The fullness of the family
they didn’t just take all pain
let people feel grief
it was important
to honor all those who make this community strong
loss of a loved one
Growth isn’t a deviation
growth is more
a sphere instead of a line
This poem was created using quotes from the book and notes from our Drizzle Summer Book Club discussion. It was written collaboratively by Ingrid Carabulea, Rey Katz, Tracy Vasquez, Sarena Brown, and Rebecca Valley. You can find the writer bios here. To learn more about the book that inspired the poem, check out our micro review.
With a global pandemic and lock-down looming, I, like many others right now, depend on books to take me elsewhere. Anywhere will do; the past, the future, a completely new world… Books that travel through time and space allow us to understand our current world from a safe distance. Candice Carty-Williams’ Queenie, however, shows us that escapism is not the only way out. This book follows Queenie, a young Black woman in present day South London, as she navigates her relationships to love, race, and mental health.
I’ll admit, I was initially resistant. Being brought firmly back to my hometown of South London and to this particular reality felt harsh. But then the protagonist, Queenie, mentions things like Tumblr and Twix bars and it’s oddly comforting.
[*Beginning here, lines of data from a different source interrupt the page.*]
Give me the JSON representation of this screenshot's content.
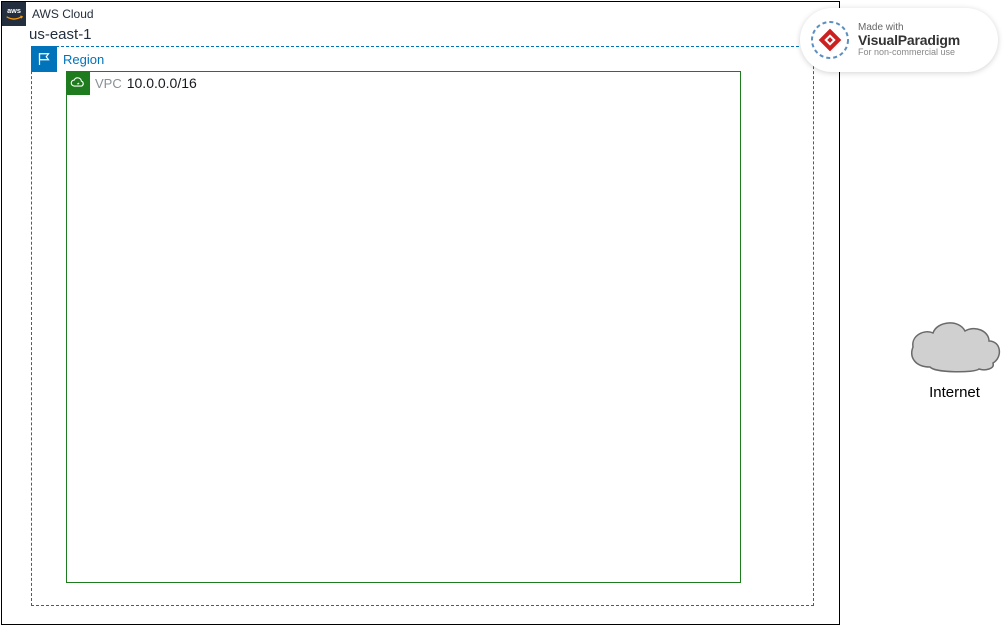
{
  "cloud": {
    "label": "AWS Cloud",
    "subtitle": "us-east-1"
  },
  "region": {
    "label": "Region"
  },
  "vpc": {
    "label": "VPC",
    "cidr": "10.0.0.0/16"
  },
  "internet": {
    "label": "Internet"
  },
  "watermark": {
    "line1": "Made with",
    "brand_a": "Visual",
    "brand_b": "Paradigm",
    "line3": "For non-commercial use"
  },
  "colors": {
    "aws_bg": "#232f3e",
    "aws_accent": "#ff9900",
    "region": "#0073bb",
    "vpc": "#1e7b1e"
  }
}
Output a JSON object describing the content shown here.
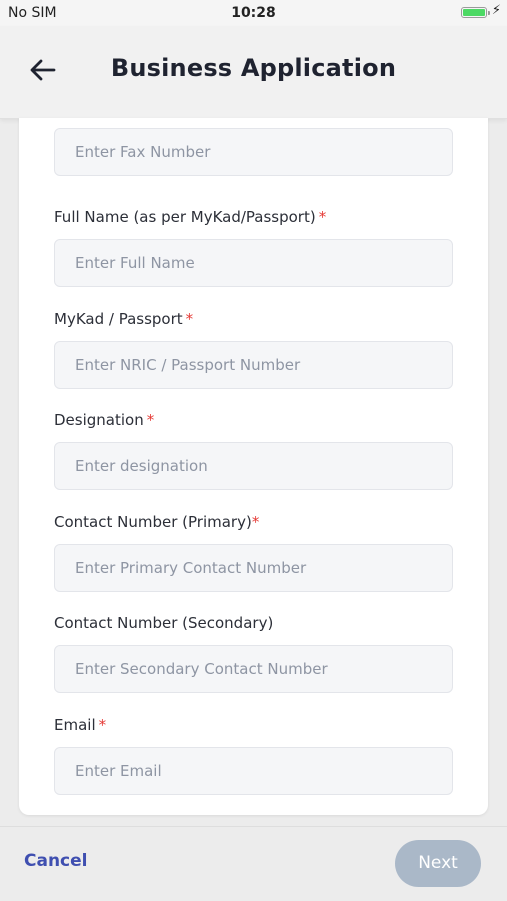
{
  "status": {
    "carrier": "No SIM",
    "time": "10:28",
    "battery_level": 1.0
  },
  "header": {
    "title": "Business Application",
    "back_icon": "arrow-left-icon"
  },
  "form": {
    "fax": {
      "placeholder": "Enter Fax Number"
    },
    "full_name": {
      "label": "Full Name (as per MyKad/Passport)",
      "required": "*",
      "placeholder": "Enter Full Name"
    },
    "mykad": {
      "label": "MyKad / Passport",
      "required": "*",
      "placeholder": "Enter NRIC / Passport Number"
    },
    "designation": {
      "label": "Designation",
      "required": "*",
      "placeholder": "Enter designation"
    },
    "contact_primary": {
      "label": "Contact Number (Primary)",
      "required": "*",
      "placeholder": "Enter Primary Contact Number"
    },
    "contact_secondary": {
      "label": "Contact Number (Secondary)",
      "placeholder": "Enter Secondary Contact Number"
    },
    "email": {
      "label": "Email",
      "required": "*",
      "placeholder": "Enter Email"
    }
  },
  "footer": {
    "cancel_label": "Cancel",
    "next_label": "Next"
  },
  "colors": {
    "accent": "#3f4fb0",
    "required": "#e53935",
    "next_disabled": "#aab8c8",
    "battery": "#4cd964"
  }
}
It feels like reading a diary. Her unyielding and often comic honesty is as refreshing as it is poignant. In honour of this intimacy, I have decided to present my review as a diary.
Walt Whitman once described a poem as, “a place to enter, and in which to feel.” While reading Kate Partridge’s Ends of the Earth, I experienced this profound sense of transportation, and emotional surrender–the escapism and vulnerability Whitman refers to. Ends of the Earth is a portal which delivers readers into a poet’s imagination: the inventive, intangible tedium of the poet’s inner-workings, which transform attempts to make sense of the world into an art.